INPUT DATA:
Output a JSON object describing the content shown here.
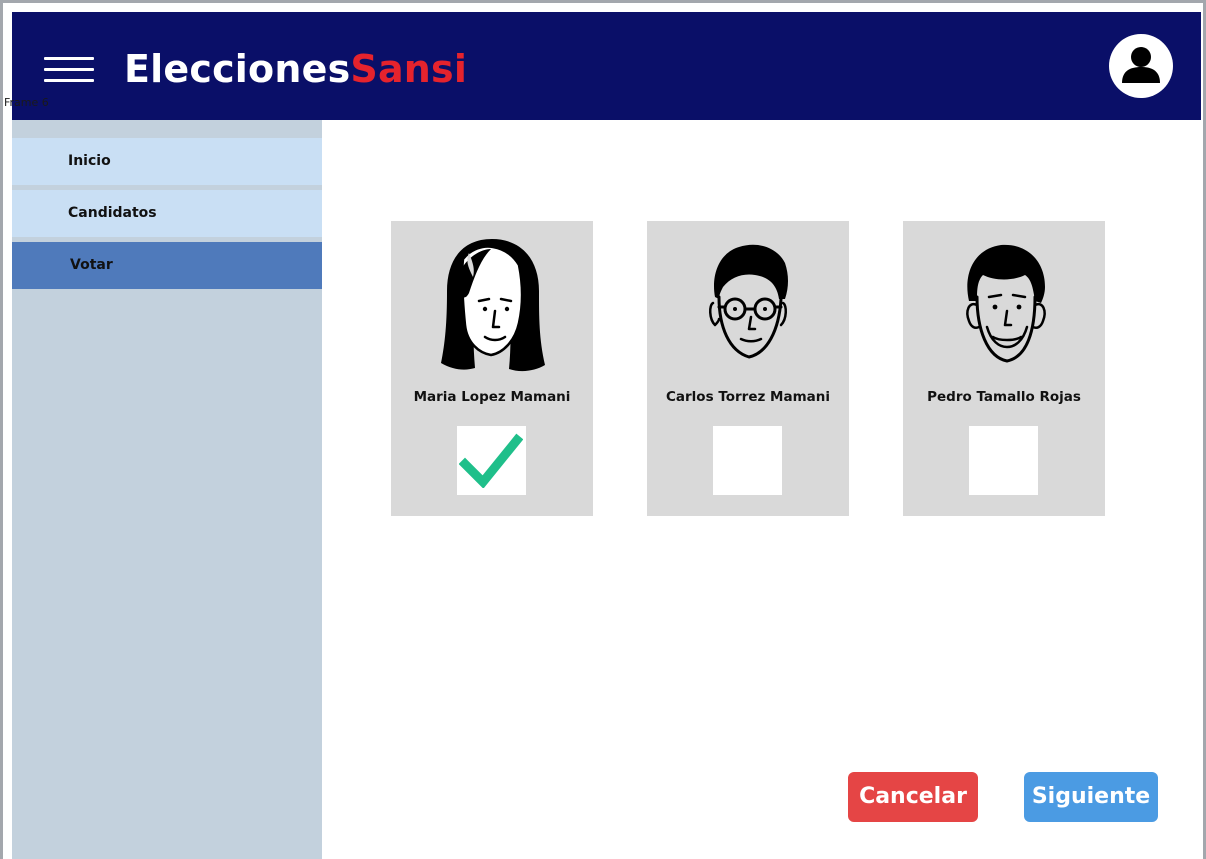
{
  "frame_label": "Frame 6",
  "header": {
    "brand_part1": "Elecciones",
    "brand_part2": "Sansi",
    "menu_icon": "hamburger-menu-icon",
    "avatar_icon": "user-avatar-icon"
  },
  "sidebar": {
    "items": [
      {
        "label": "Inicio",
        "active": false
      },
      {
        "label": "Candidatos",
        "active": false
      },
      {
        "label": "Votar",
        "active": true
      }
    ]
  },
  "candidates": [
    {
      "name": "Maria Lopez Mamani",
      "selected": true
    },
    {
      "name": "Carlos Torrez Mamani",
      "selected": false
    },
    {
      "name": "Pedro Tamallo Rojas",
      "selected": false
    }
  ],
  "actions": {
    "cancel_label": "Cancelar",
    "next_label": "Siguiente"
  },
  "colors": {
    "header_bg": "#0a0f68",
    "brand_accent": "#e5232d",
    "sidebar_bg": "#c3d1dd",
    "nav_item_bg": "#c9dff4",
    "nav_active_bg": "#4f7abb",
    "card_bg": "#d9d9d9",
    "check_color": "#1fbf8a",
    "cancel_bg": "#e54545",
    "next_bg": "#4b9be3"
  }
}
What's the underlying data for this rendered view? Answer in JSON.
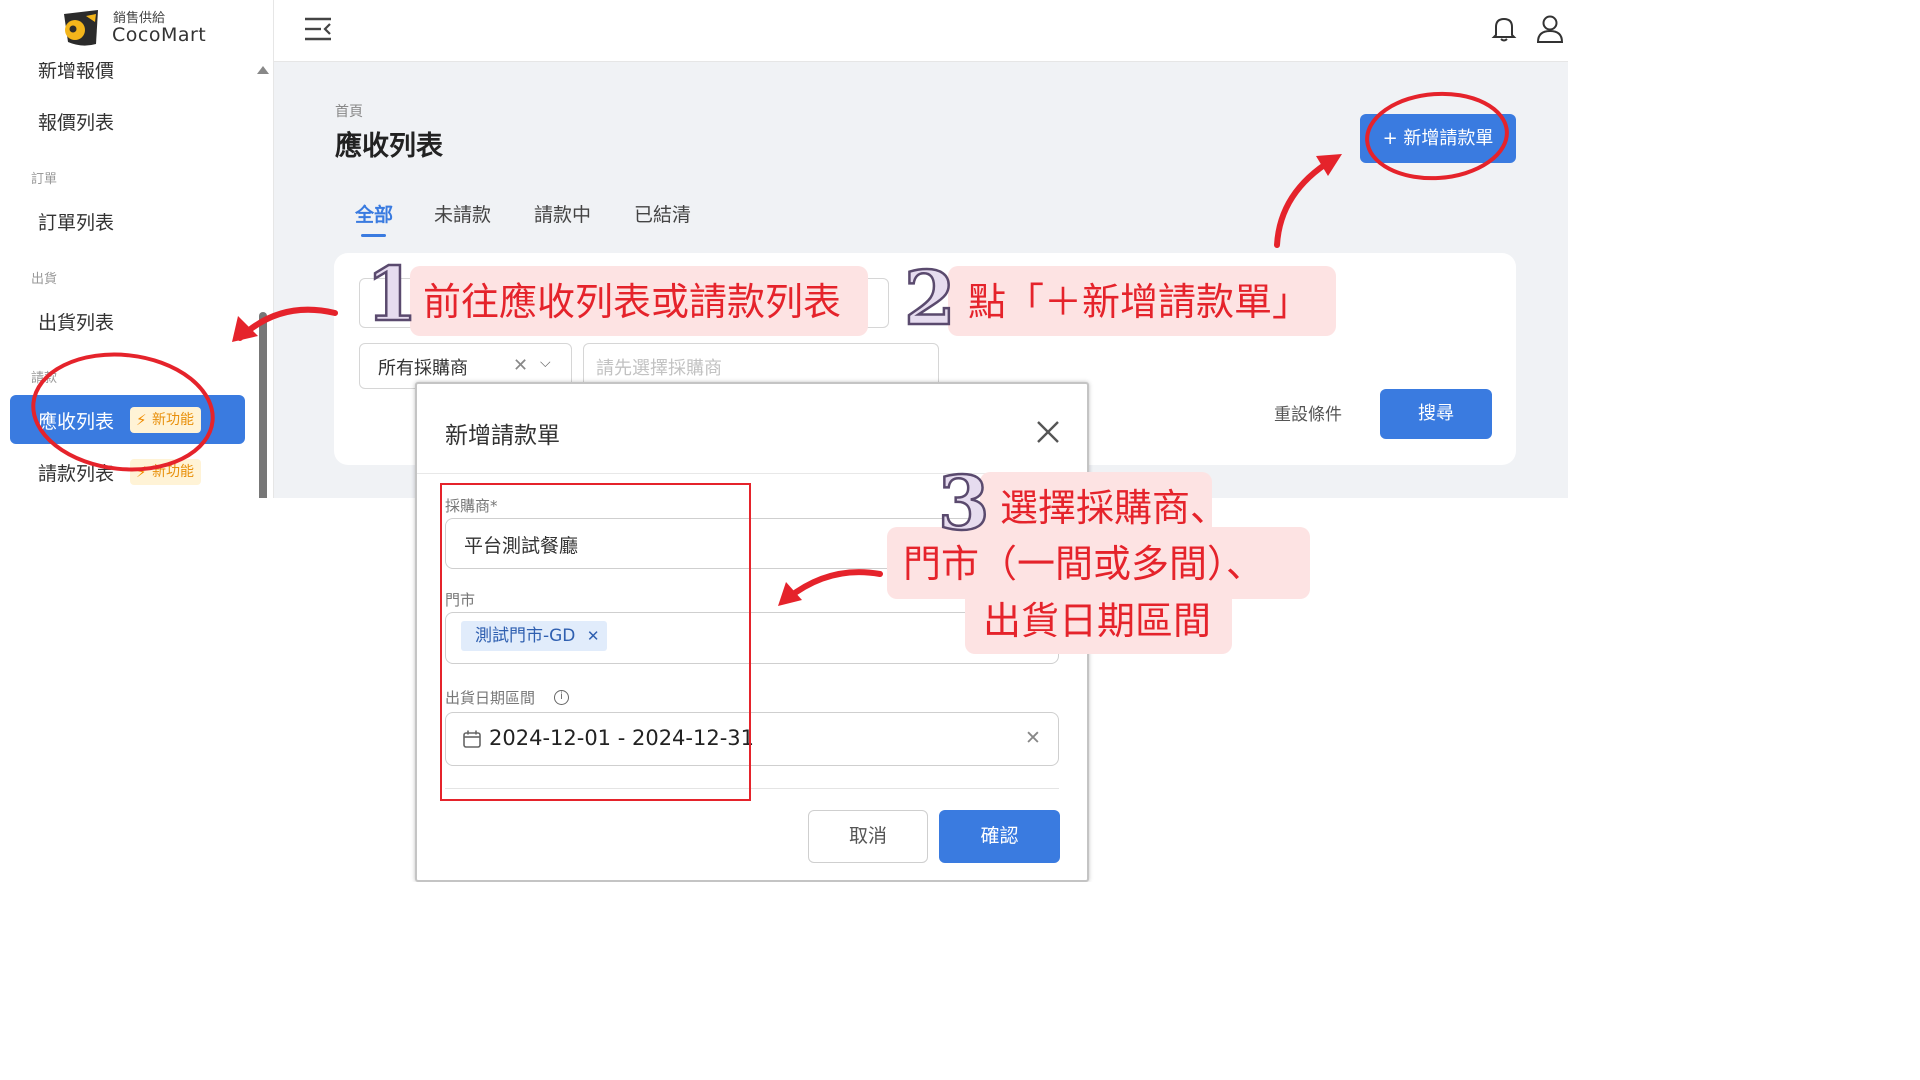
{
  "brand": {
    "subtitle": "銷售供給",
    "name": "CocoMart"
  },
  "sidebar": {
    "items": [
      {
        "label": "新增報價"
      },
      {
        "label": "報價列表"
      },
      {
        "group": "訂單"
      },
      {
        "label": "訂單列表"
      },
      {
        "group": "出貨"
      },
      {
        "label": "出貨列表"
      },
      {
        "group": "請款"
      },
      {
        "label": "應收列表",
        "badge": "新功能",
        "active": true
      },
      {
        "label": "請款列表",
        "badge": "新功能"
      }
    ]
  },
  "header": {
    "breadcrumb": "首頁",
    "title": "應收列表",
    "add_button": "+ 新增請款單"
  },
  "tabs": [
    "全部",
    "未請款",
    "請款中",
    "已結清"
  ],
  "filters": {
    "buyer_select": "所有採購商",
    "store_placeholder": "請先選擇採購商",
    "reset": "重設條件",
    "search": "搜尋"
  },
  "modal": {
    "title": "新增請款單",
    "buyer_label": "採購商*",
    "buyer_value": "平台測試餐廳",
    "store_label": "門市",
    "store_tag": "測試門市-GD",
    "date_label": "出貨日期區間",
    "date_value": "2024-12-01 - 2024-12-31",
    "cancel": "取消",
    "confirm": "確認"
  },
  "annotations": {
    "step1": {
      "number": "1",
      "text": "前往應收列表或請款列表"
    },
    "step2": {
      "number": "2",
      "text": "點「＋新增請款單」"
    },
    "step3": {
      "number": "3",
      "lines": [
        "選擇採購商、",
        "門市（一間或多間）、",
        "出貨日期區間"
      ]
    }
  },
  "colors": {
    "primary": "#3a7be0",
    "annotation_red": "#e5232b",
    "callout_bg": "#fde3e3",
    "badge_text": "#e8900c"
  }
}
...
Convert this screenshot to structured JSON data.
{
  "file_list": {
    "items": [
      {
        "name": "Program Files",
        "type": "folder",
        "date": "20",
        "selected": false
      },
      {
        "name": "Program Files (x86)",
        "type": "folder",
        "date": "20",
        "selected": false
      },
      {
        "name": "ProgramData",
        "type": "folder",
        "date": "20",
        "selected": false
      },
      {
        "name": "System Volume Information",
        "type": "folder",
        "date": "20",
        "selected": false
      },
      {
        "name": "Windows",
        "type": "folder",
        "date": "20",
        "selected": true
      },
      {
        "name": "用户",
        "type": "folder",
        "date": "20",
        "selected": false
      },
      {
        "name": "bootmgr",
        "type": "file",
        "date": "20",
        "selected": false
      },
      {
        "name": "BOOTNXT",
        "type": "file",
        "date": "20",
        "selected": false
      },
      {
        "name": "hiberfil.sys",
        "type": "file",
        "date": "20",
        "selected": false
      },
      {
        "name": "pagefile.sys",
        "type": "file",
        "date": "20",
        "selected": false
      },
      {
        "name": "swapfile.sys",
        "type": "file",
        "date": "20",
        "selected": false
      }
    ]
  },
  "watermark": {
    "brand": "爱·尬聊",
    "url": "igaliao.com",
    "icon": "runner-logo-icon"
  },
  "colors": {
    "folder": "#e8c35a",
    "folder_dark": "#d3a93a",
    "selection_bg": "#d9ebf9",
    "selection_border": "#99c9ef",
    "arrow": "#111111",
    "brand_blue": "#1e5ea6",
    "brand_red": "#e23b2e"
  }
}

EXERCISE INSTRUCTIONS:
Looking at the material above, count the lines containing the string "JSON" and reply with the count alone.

ANSWER SPACE:
3